::: DATA IN THIS EXERCISE :::

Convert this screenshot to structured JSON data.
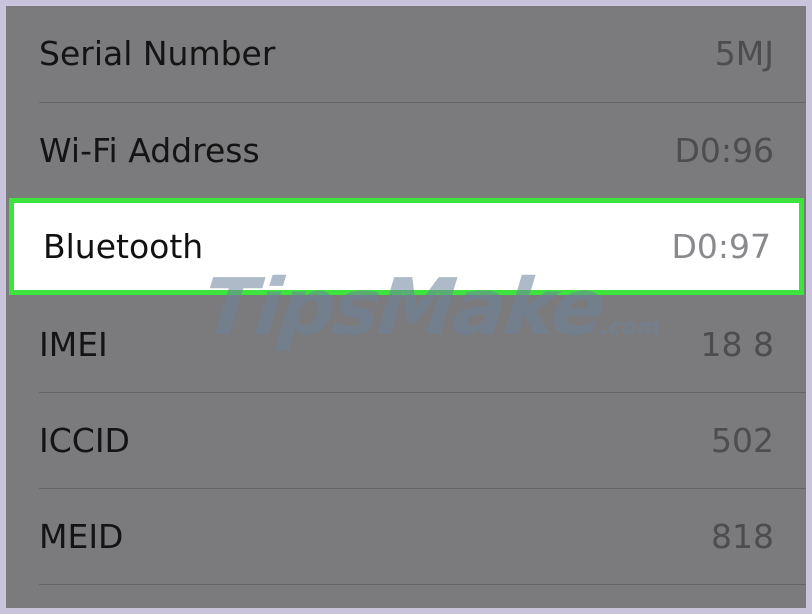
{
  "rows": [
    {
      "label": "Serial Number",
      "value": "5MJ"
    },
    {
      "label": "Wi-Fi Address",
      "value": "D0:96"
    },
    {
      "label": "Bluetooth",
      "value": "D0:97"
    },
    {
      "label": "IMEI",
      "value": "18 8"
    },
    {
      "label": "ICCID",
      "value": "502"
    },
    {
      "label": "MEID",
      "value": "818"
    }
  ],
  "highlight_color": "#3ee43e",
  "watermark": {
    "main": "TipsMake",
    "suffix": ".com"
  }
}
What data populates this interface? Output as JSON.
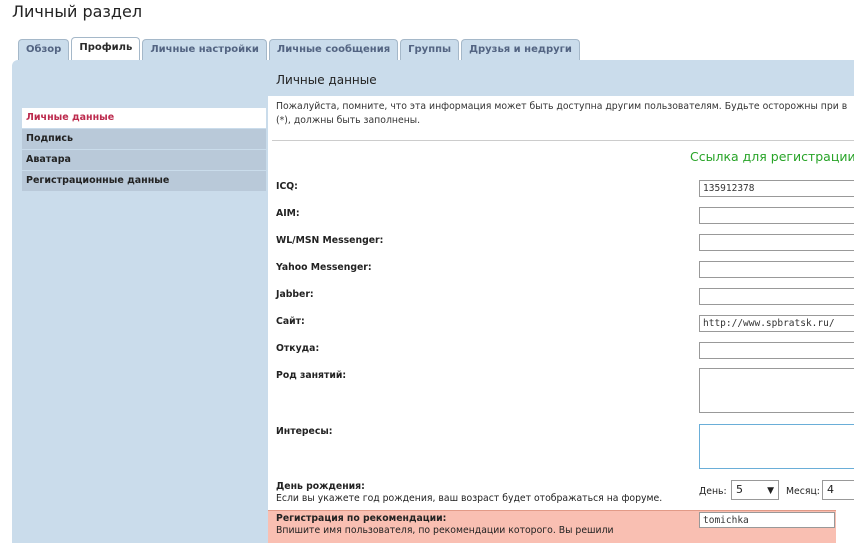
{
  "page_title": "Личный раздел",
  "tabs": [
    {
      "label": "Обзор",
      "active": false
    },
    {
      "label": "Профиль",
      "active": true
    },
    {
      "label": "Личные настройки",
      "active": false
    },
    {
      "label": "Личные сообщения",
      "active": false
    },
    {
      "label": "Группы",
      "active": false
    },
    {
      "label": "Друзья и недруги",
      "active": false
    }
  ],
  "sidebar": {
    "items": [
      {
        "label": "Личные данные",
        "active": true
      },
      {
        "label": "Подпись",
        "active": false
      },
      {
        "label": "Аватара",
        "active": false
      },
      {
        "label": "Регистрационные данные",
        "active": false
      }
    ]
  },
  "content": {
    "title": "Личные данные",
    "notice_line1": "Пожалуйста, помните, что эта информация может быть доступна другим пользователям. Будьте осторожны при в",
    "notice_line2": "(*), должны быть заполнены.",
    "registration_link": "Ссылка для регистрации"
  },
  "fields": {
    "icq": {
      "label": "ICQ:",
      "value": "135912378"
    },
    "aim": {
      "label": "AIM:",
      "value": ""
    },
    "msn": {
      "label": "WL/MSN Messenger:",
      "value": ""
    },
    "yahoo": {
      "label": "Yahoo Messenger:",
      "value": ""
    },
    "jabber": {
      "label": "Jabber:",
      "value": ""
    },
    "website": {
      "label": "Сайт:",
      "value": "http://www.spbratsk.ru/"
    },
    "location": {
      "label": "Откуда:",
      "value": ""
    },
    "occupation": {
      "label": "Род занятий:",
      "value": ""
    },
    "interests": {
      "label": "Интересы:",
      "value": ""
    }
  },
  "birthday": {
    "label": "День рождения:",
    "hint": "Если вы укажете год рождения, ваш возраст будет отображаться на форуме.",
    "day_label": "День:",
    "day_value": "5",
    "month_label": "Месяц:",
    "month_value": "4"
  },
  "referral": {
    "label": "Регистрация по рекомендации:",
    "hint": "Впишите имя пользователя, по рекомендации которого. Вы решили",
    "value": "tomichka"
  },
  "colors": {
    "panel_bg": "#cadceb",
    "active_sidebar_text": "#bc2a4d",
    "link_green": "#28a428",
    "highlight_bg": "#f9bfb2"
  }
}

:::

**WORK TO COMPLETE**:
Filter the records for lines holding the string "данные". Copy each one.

**OUTPUT OF THE TASK**:
        "label": "Личные данные",
        "label": "Регистрационные данные",
    "title": "Личные данные",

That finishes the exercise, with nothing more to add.